BEGIN Information
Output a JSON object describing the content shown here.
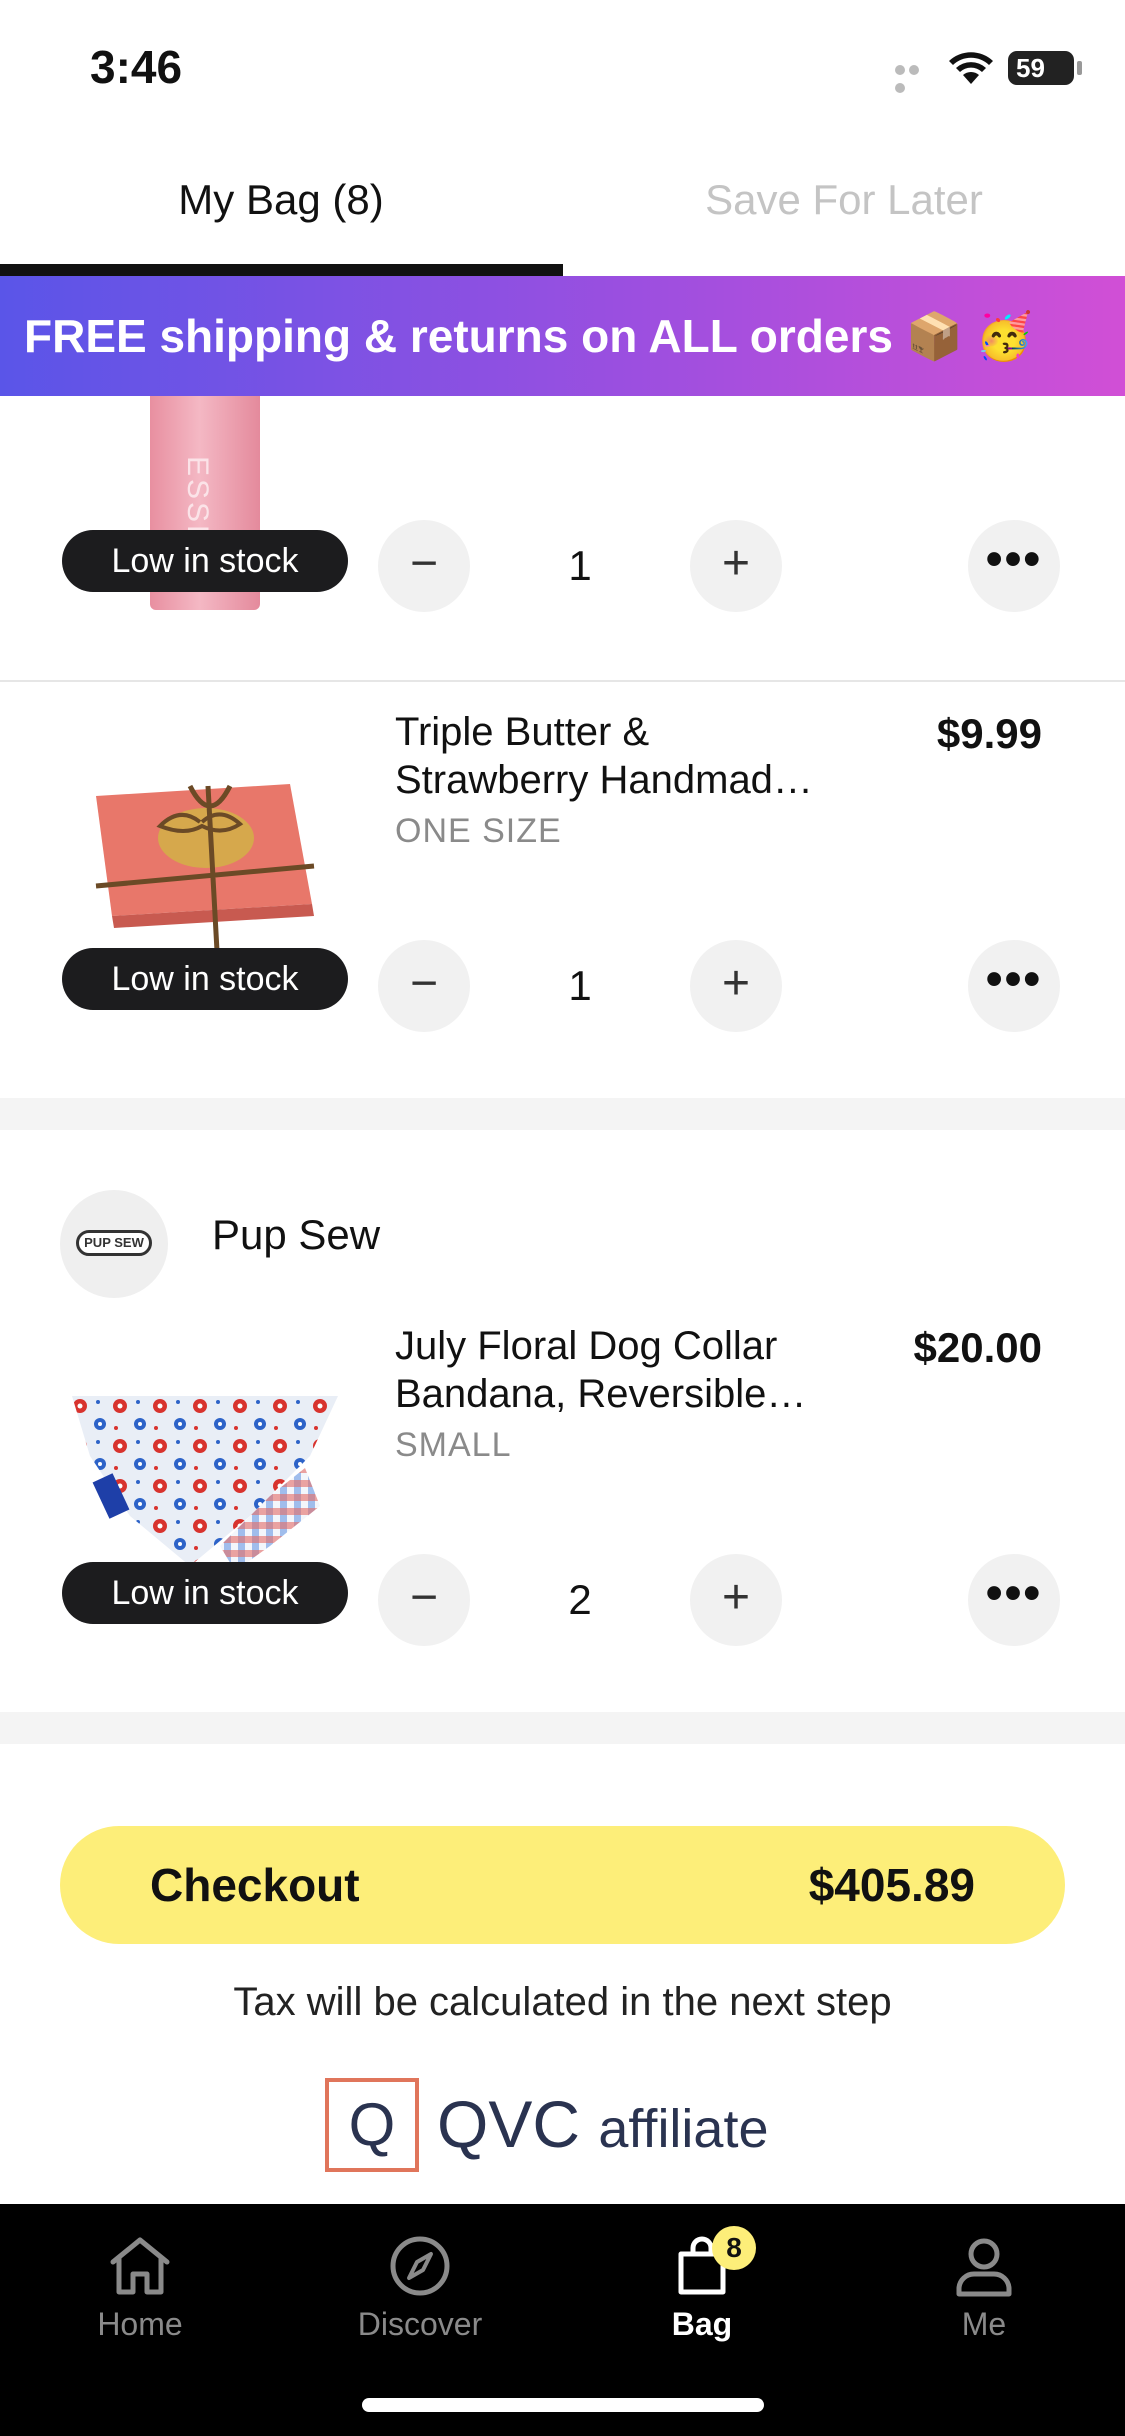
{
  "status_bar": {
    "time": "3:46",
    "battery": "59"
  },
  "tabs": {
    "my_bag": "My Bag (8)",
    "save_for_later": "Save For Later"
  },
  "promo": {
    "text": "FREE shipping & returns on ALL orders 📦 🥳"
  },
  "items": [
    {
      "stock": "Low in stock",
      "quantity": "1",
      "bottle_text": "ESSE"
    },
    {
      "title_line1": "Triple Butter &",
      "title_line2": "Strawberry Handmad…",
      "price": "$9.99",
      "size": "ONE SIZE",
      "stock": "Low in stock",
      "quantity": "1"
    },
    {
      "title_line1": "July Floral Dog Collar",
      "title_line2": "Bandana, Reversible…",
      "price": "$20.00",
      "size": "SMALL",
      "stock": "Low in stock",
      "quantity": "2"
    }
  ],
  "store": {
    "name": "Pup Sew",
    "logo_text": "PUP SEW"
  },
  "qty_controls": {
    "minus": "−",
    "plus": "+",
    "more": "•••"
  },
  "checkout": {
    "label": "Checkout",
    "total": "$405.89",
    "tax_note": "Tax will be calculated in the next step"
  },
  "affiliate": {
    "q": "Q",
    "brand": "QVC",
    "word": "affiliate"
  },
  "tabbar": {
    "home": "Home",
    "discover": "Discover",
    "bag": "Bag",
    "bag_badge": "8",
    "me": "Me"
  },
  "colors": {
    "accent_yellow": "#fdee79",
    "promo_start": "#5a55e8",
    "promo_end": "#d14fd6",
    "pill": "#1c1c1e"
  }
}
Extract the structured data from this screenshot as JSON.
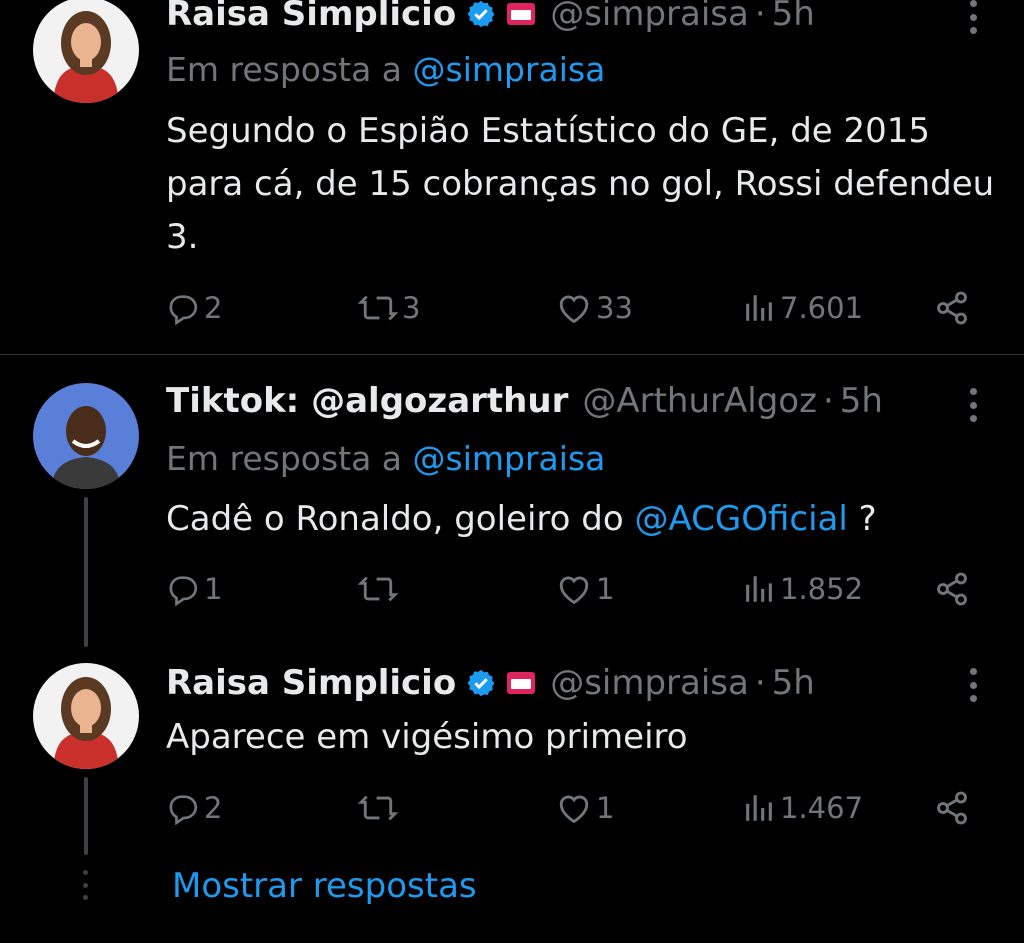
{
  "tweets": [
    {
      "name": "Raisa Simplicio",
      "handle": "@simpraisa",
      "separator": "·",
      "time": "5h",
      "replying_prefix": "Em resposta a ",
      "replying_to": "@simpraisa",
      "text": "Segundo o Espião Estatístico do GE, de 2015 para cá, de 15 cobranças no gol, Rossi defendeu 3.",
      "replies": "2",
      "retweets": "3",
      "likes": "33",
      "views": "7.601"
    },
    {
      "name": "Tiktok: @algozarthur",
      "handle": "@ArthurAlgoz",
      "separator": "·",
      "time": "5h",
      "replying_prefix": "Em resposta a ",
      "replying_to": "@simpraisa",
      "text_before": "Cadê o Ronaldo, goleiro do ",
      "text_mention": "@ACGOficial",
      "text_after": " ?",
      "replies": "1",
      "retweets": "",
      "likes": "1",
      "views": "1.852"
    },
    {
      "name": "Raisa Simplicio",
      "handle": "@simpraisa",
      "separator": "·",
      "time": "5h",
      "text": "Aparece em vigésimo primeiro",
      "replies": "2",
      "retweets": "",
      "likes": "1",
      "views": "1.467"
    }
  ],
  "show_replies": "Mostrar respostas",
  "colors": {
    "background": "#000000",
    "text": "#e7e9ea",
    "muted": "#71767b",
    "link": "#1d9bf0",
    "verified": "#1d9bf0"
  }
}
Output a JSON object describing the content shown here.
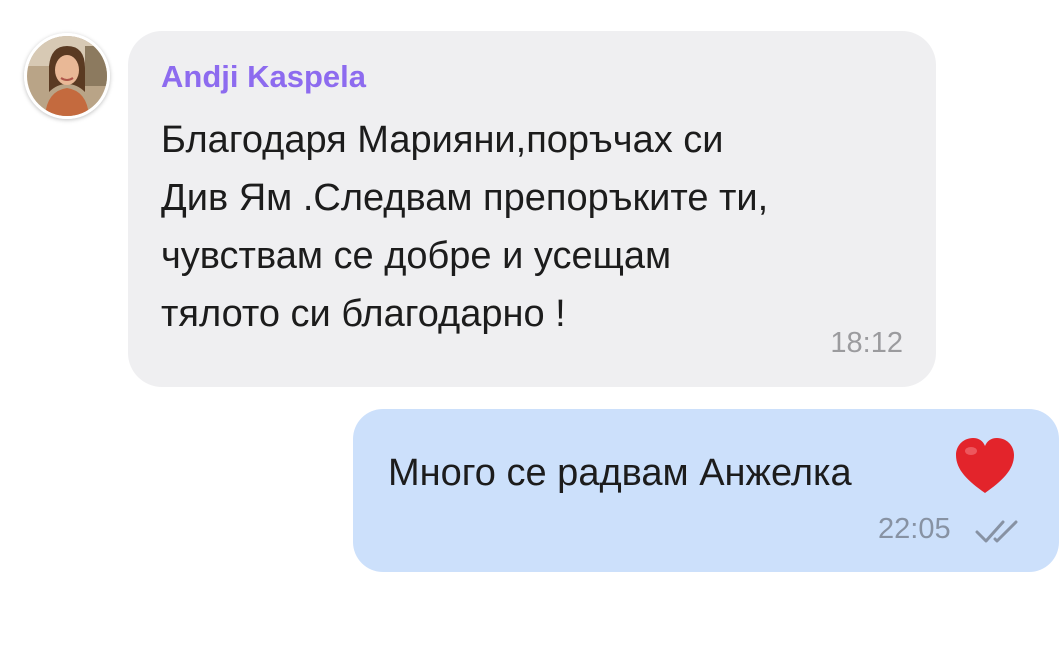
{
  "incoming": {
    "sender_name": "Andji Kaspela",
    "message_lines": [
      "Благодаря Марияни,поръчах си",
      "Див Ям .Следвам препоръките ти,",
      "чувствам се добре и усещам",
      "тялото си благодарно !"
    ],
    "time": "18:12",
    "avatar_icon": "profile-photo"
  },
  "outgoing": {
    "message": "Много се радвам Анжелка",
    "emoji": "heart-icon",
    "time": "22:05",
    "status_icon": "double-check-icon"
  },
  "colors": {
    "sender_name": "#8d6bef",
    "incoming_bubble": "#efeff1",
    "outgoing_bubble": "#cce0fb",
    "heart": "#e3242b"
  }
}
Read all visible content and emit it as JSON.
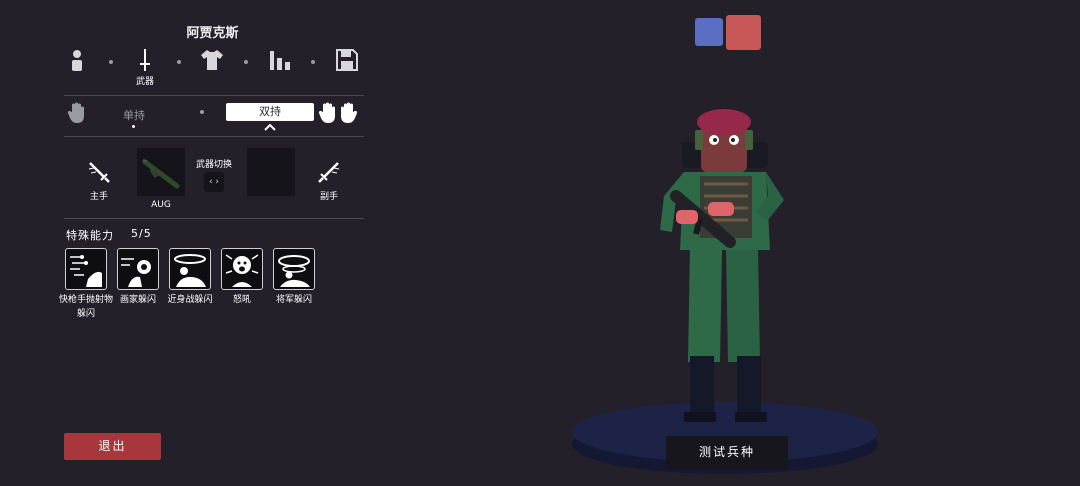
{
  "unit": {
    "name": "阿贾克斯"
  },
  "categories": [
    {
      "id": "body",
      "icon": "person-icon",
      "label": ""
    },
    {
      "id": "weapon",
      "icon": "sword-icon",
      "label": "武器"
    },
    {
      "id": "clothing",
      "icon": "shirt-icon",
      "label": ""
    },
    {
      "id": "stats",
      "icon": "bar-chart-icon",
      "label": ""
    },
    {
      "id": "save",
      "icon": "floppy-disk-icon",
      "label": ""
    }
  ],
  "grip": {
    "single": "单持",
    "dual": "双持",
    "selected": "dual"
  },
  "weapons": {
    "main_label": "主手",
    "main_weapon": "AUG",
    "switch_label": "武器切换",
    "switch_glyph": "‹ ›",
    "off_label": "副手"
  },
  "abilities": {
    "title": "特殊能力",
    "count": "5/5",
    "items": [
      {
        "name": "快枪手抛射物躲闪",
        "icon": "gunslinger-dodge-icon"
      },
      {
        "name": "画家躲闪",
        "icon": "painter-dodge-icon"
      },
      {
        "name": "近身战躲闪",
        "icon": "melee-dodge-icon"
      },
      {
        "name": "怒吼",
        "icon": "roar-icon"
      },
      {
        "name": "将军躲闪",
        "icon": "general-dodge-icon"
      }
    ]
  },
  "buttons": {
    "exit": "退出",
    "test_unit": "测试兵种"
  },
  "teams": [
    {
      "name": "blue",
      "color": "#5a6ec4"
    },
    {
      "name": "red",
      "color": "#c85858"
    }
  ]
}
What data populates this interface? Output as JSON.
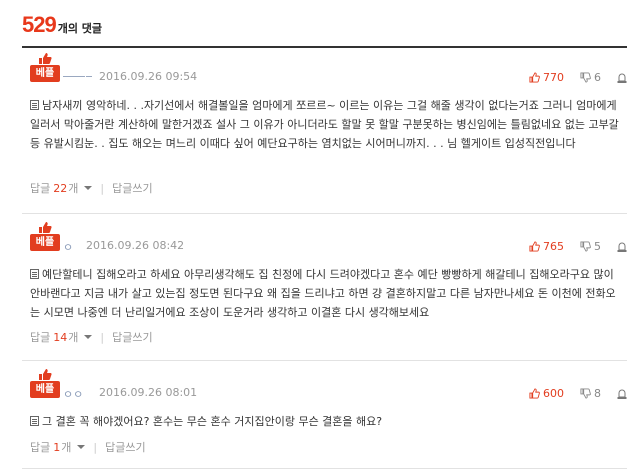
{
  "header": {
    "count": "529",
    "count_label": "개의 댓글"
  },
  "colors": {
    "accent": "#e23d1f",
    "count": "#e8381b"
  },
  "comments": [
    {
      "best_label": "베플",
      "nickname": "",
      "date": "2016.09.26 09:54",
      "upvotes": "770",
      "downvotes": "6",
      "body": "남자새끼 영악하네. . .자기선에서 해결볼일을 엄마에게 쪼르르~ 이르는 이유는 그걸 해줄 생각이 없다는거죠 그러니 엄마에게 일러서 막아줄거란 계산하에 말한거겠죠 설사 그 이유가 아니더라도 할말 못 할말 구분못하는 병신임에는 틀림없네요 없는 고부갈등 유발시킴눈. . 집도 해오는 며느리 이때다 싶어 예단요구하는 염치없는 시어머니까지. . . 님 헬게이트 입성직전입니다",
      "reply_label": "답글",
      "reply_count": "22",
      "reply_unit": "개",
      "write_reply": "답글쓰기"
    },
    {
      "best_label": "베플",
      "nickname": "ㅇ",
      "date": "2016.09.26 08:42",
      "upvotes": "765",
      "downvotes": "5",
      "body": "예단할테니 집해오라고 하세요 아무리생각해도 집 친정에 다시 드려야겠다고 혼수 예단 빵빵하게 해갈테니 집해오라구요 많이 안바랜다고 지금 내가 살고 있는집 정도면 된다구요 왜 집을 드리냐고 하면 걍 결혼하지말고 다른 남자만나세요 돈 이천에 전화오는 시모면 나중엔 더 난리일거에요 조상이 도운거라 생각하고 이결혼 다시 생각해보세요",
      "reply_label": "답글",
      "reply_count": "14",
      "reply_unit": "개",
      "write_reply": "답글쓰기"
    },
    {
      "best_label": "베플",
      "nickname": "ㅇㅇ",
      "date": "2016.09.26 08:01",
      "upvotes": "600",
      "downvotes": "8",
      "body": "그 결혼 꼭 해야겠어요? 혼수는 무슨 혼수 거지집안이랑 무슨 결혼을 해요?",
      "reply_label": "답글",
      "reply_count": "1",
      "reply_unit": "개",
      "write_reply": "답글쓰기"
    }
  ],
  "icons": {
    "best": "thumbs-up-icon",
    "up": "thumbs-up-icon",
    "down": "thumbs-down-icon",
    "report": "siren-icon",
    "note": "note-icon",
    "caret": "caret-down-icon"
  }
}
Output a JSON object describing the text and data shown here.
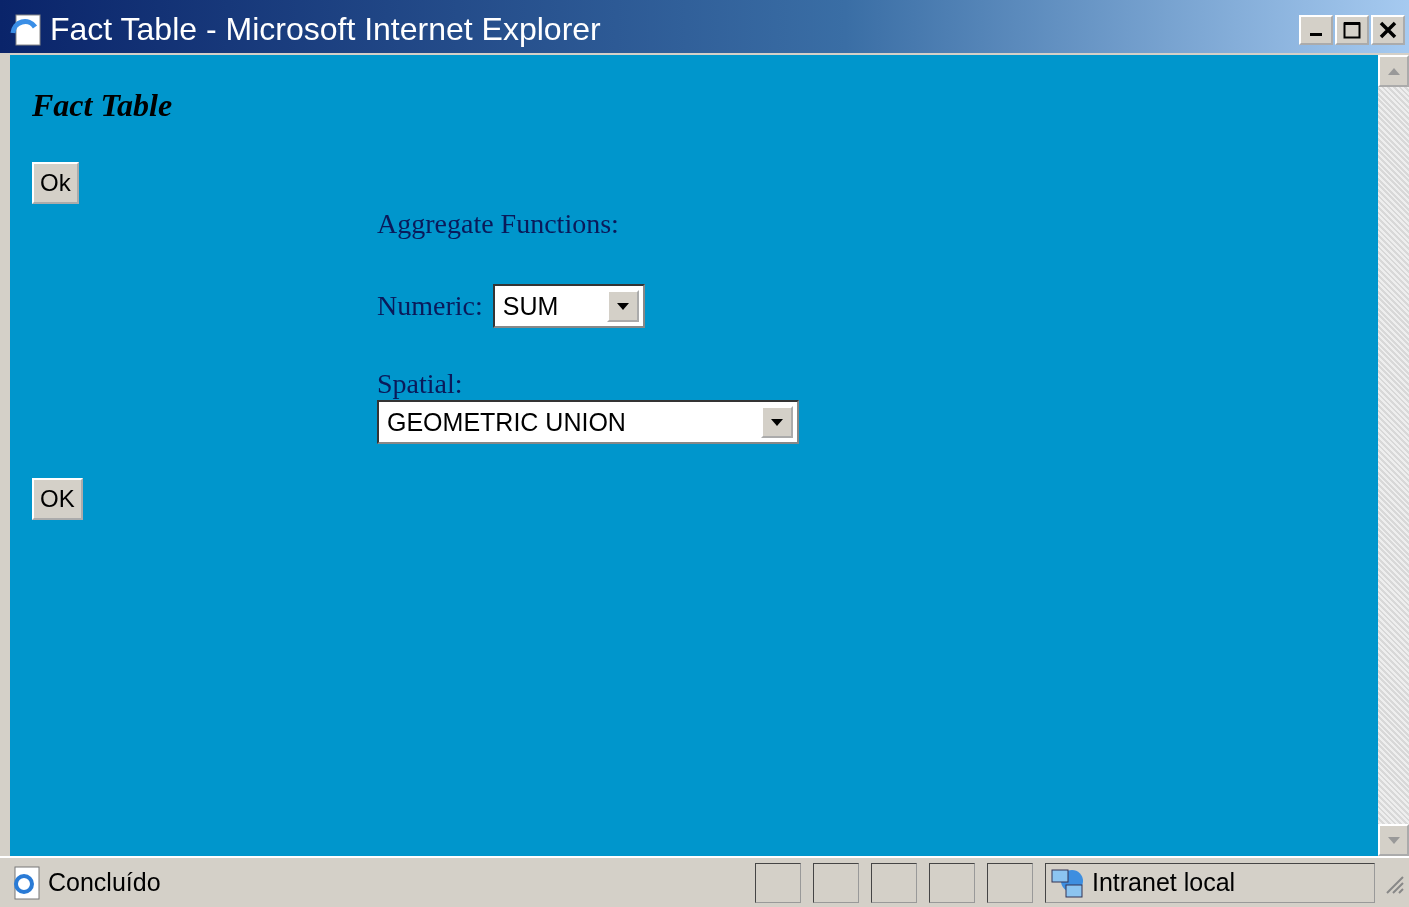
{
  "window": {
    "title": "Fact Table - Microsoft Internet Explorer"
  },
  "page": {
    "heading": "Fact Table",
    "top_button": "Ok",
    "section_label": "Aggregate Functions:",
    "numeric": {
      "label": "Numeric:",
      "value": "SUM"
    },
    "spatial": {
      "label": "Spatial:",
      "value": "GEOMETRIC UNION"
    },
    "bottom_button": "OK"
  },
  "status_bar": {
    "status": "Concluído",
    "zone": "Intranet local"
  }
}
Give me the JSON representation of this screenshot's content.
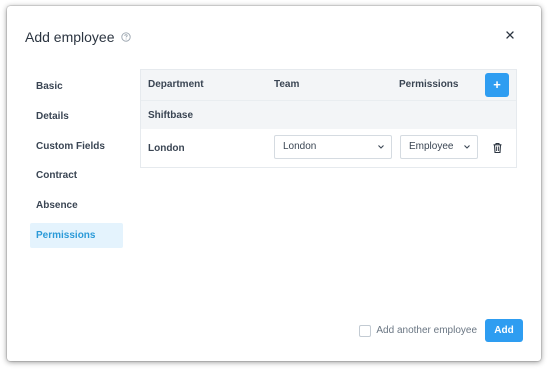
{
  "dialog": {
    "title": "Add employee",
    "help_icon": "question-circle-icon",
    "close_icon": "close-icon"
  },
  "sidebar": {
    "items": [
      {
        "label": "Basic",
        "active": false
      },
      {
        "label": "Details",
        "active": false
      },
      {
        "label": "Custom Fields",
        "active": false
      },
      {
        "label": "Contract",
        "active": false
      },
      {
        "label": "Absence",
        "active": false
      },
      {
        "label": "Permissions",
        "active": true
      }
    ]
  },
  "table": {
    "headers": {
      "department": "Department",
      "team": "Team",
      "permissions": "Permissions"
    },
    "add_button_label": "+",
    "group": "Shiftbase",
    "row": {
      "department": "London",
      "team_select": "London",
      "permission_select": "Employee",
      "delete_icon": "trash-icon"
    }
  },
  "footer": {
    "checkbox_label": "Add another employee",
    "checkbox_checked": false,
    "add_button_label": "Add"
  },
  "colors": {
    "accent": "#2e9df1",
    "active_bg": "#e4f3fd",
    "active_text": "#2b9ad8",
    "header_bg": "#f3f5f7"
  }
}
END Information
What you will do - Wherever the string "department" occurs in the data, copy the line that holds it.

Answer -
      "department": "Department",
      "department": "London",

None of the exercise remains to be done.